• **Exercise prompt**: Search the data for the word "value" and copy each line that has it.

Excerpts from an interface dataset
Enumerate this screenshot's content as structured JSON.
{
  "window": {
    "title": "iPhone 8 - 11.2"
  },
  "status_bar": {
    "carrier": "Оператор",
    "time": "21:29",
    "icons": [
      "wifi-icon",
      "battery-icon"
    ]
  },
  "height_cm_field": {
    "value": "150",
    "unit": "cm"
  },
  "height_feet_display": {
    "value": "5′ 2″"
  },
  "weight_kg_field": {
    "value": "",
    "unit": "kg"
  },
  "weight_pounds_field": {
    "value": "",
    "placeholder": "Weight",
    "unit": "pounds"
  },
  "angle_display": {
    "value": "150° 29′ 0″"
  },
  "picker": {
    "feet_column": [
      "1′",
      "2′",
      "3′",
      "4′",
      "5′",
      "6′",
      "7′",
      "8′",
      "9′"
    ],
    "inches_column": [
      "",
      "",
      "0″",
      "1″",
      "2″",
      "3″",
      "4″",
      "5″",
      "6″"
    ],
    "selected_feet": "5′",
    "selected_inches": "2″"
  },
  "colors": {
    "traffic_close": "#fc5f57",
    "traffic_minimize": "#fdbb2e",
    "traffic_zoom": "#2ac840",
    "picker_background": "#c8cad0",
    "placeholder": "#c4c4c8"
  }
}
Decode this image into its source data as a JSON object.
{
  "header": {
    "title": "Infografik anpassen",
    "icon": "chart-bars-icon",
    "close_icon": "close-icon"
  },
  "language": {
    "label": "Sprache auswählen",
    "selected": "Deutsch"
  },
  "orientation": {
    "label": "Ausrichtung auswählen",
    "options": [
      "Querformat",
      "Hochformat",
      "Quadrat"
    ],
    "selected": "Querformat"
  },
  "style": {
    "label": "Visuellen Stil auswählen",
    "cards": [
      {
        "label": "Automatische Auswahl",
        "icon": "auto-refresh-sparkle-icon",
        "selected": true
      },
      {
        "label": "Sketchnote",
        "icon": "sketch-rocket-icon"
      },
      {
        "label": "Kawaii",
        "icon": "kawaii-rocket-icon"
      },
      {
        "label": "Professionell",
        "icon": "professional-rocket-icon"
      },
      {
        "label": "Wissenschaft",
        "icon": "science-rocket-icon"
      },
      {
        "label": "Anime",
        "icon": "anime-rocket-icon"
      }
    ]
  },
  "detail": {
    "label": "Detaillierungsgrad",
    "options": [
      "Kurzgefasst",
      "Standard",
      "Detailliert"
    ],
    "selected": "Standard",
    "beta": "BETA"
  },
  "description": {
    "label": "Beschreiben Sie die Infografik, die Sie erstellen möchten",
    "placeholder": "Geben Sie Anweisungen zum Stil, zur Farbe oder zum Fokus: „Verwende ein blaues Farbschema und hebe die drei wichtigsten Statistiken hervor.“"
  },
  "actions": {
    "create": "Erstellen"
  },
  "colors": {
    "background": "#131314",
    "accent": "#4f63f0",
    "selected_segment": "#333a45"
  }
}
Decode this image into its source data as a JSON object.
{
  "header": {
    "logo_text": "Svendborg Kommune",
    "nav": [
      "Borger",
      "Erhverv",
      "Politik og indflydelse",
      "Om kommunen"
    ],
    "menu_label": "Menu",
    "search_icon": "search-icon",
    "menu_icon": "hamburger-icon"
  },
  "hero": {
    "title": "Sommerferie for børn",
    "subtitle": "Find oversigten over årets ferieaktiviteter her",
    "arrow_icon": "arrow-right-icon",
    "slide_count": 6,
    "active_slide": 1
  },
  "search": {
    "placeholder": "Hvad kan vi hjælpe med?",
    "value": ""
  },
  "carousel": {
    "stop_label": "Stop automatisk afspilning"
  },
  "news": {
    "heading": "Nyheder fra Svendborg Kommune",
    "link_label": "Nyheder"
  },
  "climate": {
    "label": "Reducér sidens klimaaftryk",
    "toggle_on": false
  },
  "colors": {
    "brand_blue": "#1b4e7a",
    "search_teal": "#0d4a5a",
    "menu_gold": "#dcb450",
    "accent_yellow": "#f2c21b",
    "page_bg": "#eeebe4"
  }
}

• **Exercise answer**:
    "value": "150",
    "value": "5′ 2″"
    "value": "",
    "value": "",
    "value": "150° 29′ 0″"
    "value": ""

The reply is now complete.